Unrestrained by law, many fire districts took advantage of soaring property values to raise levies far beyond the growth rate of other taxes.

Anti-tax activists such as Marc Goldstone, chairman of the Arizona Tax Revolt, a voter initiative that would cap property tax increases for all tax districts at two 2 percent per year, have used fire districts as the “poster child” of property taxes gone out of control.

Neither the Arizona Tax Revolt, nor a similar initiative, Proposition 13, made the 2008 ballot after failing to collect enough voter signatures. But if their supporters regroup for 2010 and are successful in curbing the powers of tax districts, the fiscal impact will be severe for rural fire chiefs.

“If Prop 13 goes through, I would anticipate that fire district funding would probably decrease by at least a third or one-half,” says Rick Southey, Bullhead City fire chief and president of the Arizona Fire Districts Association. “There’s no way around it. Services will be cut.”

Both initiatives would rein in the taxing powers of special districts, and rely on differing formulas to achieve that end. Proposition 13 would roll property values back to 2002 levels, and cap further increases at two 2 percent annually. The Arizona Tax Revolt proposition, while also rolling back property valuations and capping tax increases, would further require a two-thirds majority vote for any taxing entity to raise future property levies.

The Arizona Tax Research Association, under the leadership of Kevin McCarthy, opposed both of last year’s property tax initiatives. But he has lobbied the legislature to curb the taxing power of fire districts.

With voter anger mounting, the state legislature may ultimately take the matter into its own hands, and pass legislation along the same lines of the initiatives. Unless some action is taken, enough voters may ultimately be swayed to approve a radical anti-tax initiative, regardless of the consequences.

“When they get irritated enough, they don’t care what the impacts are going to be of some of these measures,” McCarthy says. “If Prop 13, or something like it passes, [fire districts] should view it as a self-inflicted wound.”
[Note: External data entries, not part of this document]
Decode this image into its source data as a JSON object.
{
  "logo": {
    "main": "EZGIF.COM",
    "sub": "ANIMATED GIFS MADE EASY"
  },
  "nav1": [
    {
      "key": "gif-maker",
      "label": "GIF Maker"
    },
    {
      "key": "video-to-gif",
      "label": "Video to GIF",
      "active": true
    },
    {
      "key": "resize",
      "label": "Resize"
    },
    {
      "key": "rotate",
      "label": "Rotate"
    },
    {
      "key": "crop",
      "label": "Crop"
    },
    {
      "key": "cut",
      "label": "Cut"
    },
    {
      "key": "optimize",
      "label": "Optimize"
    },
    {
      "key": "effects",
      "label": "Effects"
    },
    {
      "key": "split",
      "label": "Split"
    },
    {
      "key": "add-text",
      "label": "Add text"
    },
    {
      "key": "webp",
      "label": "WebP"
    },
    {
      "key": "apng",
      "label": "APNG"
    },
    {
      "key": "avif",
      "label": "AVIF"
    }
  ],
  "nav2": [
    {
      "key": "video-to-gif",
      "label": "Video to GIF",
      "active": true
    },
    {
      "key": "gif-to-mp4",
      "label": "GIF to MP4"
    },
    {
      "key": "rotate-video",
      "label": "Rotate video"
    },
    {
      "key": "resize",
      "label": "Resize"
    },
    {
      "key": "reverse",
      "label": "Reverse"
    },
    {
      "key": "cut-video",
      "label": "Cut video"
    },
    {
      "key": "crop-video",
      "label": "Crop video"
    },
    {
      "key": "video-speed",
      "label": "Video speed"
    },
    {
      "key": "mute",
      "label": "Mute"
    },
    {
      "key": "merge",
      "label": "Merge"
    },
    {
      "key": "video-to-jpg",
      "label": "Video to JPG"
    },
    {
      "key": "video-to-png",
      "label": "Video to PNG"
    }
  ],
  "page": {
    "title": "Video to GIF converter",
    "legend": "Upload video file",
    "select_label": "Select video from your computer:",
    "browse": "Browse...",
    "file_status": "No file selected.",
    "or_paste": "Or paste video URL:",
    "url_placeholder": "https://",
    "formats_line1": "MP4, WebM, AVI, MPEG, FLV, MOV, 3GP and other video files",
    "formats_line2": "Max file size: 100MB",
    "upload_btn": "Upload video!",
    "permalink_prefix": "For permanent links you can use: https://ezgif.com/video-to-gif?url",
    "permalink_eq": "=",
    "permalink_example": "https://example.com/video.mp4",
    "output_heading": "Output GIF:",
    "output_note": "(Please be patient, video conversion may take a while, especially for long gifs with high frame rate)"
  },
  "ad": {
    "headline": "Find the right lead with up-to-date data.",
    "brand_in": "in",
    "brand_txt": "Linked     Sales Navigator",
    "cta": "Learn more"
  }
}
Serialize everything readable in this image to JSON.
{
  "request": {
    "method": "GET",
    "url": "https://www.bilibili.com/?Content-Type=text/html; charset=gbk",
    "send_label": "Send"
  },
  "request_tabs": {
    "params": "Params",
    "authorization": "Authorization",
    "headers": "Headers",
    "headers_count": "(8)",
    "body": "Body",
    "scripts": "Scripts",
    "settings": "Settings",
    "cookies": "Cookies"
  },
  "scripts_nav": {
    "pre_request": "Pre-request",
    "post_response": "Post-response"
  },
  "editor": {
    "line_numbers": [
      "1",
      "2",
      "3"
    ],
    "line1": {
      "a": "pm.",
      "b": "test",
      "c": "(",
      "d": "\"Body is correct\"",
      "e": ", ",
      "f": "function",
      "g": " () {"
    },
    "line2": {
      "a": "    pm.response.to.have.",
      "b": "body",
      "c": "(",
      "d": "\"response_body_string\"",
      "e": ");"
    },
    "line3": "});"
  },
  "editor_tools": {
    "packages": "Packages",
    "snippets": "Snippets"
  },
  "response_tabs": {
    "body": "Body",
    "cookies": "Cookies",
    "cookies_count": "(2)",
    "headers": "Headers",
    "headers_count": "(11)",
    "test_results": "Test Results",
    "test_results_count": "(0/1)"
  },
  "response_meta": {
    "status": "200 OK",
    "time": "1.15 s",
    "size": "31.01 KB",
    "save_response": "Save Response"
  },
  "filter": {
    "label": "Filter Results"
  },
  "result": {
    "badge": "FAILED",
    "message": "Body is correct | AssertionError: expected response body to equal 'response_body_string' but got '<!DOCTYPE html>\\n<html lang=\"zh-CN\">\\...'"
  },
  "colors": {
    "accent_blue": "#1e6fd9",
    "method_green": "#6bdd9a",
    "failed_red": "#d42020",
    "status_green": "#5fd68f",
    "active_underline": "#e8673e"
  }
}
The impacts of any major restriction of fire districts’ taxing powers would likely fall disproportionately on the state’s poorer regions. With local property values well below those of wealthier areas, these districts are already struggling to provide an acceptable level of service. Rolling property tax valuations back to 2002 levels would be particularly devastating.

“How are we going to maintain our labor and our growing call volume?” asks chief De Wolf. “How can I pay wages that are competitive when I’m working off a budget that’s six years old?”

De Wolf says he must already rely on volunteer help to provide services to the 2,000 homes and 3,000 residents in his district. Spread over 350 square miles, the region is home to Arizona’s wine country, and its rolling hillsides are increasingly dotted by “cowboy mansions” built by the retired ultra-rich.

But as volunteers are called on to assist with car rollovers and other gruesome incidents, this solution is proving problematic.

“When people volunteer, they volunteer to help with the grandma who fell and broke her hip,” De Wolf says. “They don’t volunteer to come onto a scene with an overturned truck full of illegals with massive head injuries.”

As for the lawsuit against De Wolf and other county officials, its outcome is yet to be resolved.

Nevertheless, this November, voters in Santa Cruz County voted by an overwhelming margin against dissolving the Sonoita-Elgin fire district, dealing a significant blow to the lawsuit’s backers.

As a result, many of the lawsuit’s supporters have dropped out. Yet Tom Pescod, an area veterinarian and the lead plaintiff in the case, is carrying on – and still demanding $1 million in compensation.

“It’s a nice number,” he told opposing attorneys in a court deposition. Pescod did not respond to TZR’s numerous requests for comment.

On the state level, anger against high property taxes may be slow to dissipate. Even as property values plummet, relief from fire district taxes may still take some time. This year’s taxes will be based on 2007 property values – well before the big plunge seen in 2008.

“Taxpayers won’t see increases,” McCarthy says. “But they’re not likely to see a lot of relief.”